Although we don't believe in timing the market or panicking over market movements, we do like to keep an eye on big changes -- just in case they're material to our investing thesis.
What: Shares of XenoPort (UNKNOWN:XNPT.DL), a biopharmaceutical company focused on developing therapies to treat neurological disorders, tanked as much as 13% during the trading day after disclosing that it had completed a convertible senior note offering.
So what: Last week XenoPort announced that it would be pricing $100 million worth of 2.5% convertible senior notes due in 2022 that, with the over-allotment option exercised by its underwriters, could yield the company $96.8 million in net proceeds after taxes and fees. The initial conversion price whereby shareholders can turn these notes into shares is $10.72, or 93.2945 shares per $1,000. However, should XenoPort undergo a "fundamental change" as the press release describes it, XenoPort would be required to purchase the notes back at 100% of the principal amount, plus accrued and unpaid interest leading up to the repurchase date in 2022.
The proceeds from the offering will be used to further the commercialization of restless leg syndrome drug Horizant, for the clinical development of XP23829 for patients with moderate-to-severe chronic plaque-type psoriasis, and for general corporate purposes.
Now what: Simply put, the reason for today's drop is the anticipation of dilution at some point in the future. Typically biopharmaceutical companies who are primarily clinical in nature will turn to common stock offerings in order to raise cash to conduct ongoing research and development. Often times this takes the form of an upfront common stock sale. In the case of XenoPort it offered convertible notes which can either be held by investors at 2.5% per year through 2022, or can be converted at $10.72 per share. If or when these shares are converted it'll dilute existing shareholders and could place an upside cap on XenoPort's share price around that mark.

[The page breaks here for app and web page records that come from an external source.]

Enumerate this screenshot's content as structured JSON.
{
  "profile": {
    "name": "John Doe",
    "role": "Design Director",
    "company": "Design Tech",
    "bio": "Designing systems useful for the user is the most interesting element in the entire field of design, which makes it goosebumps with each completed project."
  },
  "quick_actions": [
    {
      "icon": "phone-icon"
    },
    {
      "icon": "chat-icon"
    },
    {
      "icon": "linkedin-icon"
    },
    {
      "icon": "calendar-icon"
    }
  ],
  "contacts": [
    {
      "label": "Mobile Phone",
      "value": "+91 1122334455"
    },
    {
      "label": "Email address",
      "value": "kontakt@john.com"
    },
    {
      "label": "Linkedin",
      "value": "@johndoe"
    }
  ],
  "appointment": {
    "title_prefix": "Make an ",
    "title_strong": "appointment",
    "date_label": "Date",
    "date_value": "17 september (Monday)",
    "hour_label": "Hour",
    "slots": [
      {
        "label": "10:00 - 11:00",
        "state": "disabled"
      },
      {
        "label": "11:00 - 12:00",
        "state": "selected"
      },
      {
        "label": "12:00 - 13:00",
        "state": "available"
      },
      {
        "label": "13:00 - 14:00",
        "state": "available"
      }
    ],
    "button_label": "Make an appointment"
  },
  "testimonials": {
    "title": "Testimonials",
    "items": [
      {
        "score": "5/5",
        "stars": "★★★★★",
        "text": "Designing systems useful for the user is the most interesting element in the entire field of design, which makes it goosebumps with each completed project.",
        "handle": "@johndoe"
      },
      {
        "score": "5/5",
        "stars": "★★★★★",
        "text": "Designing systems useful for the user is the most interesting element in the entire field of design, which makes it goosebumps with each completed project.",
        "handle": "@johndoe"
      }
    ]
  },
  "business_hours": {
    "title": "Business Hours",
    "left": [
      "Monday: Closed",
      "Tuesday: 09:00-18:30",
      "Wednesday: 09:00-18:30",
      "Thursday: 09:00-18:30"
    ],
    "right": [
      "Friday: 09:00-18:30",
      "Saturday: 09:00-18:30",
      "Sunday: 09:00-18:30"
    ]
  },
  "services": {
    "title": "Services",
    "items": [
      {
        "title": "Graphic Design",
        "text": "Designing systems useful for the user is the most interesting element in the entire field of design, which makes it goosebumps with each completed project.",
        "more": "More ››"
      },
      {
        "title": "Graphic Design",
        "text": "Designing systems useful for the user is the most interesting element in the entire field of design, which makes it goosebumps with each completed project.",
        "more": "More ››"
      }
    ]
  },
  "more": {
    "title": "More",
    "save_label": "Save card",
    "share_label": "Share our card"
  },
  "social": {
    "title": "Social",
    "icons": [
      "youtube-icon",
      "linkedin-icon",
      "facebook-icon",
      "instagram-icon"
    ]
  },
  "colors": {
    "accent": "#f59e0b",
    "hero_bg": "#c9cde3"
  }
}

On the flipside, XenoPort does need the cash, and a convertible offering is usually a smarter way to spread out the pain of a cash raise for investors. At the moment, Horizant sales really aren't anything to write home about despite their 177% year-over-year sales improvement in the third-quarter. The drugs' current annual sales run rate of $22.4 million just isn't enough to excite investors. The real excitement here is built around XP23829, which could have a sizable market if approved. Understandably, there's still a long way to go to develop efficacy of the experimental psoriasis therapy, but this is the one to watch if you want to have a good idea of where XenoPort is headed over the long run.